Excerpts from an interface dataset:

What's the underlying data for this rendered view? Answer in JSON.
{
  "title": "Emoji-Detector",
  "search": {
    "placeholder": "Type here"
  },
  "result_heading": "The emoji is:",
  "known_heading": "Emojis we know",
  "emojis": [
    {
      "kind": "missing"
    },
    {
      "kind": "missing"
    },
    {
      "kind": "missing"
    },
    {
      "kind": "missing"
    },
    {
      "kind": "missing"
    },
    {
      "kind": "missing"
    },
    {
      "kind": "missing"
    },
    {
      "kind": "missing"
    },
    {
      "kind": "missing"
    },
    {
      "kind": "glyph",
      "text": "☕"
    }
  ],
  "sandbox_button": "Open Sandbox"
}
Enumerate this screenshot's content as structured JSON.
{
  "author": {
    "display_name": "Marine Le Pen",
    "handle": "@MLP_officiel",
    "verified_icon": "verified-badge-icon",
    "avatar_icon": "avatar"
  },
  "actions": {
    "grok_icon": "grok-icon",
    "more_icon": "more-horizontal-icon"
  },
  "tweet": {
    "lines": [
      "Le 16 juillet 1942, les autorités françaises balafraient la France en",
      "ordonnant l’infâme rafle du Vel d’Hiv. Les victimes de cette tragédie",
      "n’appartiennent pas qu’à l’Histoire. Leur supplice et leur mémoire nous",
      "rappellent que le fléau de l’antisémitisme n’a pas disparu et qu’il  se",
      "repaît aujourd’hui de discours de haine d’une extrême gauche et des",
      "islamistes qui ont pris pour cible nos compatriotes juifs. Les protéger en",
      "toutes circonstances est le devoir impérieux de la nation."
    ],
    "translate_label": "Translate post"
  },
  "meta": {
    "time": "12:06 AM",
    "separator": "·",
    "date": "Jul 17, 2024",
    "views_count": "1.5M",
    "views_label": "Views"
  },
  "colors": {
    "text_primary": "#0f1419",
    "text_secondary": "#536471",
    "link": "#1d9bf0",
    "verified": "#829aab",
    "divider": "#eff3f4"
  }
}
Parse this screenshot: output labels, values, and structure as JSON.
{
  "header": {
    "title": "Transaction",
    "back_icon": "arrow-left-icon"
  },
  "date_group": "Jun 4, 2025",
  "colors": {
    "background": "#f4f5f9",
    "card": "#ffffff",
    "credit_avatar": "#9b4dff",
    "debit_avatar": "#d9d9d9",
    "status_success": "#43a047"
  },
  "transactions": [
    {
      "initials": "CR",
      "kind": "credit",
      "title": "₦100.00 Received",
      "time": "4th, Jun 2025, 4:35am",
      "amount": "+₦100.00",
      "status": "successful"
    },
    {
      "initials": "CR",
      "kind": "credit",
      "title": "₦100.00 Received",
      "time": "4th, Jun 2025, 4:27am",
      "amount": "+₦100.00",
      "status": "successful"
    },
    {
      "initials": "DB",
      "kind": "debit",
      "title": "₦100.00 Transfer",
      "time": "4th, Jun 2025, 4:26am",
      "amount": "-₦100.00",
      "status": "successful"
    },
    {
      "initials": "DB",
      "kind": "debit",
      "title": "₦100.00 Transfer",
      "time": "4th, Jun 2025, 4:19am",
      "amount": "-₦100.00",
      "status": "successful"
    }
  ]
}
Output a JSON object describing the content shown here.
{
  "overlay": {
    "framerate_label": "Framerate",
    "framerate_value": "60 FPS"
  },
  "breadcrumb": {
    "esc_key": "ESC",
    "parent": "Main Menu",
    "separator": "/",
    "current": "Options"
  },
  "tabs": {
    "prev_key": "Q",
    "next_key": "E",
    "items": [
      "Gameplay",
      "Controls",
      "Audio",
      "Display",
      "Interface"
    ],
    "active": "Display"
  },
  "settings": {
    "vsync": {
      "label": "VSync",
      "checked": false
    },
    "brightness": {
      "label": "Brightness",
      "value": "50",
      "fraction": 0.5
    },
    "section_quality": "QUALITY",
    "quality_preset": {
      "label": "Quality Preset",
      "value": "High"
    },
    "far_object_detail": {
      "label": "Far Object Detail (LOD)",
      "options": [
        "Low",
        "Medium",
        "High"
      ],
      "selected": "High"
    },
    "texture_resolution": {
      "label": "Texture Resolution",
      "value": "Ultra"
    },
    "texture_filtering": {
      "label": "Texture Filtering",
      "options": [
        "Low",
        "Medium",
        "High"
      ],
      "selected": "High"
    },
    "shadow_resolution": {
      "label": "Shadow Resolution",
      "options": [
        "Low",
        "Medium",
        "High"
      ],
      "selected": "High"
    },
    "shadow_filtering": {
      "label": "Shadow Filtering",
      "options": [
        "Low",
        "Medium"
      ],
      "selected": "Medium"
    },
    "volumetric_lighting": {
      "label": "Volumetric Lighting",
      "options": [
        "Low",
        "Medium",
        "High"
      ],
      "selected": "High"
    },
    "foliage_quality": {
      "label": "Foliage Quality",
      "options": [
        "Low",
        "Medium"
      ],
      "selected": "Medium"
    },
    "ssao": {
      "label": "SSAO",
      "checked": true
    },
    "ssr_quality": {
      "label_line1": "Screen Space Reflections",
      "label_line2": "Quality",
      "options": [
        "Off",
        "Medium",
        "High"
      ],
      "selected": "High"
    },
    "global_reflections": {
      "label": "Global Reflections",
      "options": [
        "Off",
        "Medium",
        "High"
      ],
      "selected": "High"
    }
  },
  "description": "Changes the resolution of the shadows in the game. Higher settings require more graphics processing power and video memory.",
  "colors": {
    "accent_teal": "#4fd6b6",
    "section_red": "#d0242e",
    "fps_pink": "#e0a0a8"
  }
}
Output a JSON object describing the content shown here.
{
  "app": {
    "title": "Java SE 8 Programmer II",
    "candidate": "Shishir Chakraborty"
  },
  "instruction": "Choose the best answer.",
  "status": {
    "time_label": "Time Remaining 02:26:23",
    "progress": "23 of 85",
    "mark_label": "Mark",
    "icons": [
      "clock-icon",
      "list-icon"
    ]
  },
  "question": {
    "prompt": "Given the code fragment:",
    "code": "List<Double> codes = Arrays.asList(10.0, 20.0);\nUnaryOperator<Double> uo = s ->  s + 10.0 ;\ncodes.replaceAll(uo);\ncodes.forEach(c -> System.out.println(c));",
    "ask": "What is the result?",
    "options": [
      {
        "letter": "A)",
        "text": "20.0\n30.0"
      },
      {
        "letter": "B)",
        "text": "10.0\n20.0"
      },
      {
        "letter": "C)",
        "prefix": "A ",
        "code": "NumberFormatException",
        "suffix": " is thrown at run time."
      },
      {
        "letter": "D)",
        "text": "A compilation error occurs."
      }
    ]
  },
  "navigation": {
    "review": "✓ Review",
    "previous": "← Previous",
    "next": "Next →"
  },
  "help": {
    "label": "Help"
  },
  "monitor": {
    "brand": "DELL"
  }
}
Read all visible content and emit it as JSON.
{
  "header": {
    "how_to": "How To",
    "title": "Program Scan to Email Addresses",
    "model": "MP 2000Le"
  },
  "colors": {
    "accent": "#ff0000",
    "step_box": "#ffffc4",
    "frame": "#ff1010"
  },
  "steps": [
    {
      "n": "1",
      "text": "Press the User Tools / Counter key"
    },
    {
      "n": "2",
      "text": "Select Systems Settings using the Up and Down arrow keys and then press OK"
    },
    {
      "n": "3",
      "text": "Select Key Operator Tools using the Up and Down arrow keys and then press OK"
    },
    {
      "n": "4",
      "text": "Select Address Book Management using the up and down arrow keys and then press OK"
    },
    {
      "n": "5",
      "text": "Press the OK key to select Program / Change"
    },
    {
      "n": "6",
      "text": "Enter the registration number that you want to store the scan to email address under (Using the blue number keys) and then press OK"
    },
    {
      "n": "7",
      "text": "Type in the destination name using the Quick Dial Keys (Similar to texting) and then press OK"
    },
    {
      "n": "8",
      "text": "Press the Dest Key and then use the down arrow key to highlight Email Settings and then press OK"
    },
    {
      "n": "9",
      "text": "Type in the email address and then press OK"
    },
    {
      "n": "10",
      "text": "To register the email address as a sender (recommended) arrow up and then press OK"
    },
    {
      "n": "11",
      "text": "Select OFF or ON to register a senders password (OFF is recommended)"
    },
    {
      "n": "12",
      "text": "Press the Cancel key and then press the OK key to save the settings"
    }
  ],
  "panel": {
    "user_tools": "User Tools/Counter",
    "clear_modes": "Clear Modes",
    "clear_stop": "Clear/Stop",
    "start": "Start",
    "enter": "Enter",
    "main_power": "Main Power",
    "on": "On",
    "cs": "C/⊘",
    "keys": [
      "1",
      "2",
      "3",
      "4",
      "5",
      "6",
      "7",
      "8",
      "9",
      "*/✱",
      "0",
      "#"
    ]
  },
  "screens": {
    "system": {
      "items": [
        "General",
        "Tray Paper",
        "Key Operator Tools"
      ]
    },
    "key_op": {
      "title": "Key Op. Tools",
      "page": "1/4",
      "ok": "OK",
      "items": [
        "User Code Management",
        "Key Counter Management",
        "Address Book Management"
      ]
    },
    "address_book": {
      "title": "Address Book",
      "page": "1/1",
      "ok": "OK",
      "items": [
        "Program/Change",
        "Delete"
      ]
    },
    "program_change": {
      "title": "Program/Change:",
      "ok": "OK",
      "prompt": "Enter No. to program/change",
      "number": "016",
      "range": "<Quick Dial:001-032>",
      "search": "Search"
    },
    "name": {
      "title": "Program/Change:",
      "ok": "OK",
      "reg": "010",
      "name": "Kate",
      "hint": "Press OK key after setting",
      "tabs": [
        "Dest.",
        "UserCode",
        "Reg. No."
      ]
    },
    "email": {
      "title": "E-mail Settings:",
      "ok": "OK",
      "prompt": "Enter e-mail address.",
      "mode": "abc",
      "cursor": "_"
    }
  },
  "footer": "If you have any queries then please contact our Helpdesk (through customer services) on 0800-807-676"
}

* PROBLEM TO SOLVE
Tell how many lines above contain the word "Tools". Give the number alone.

* RESULT FOR THIS TASK
5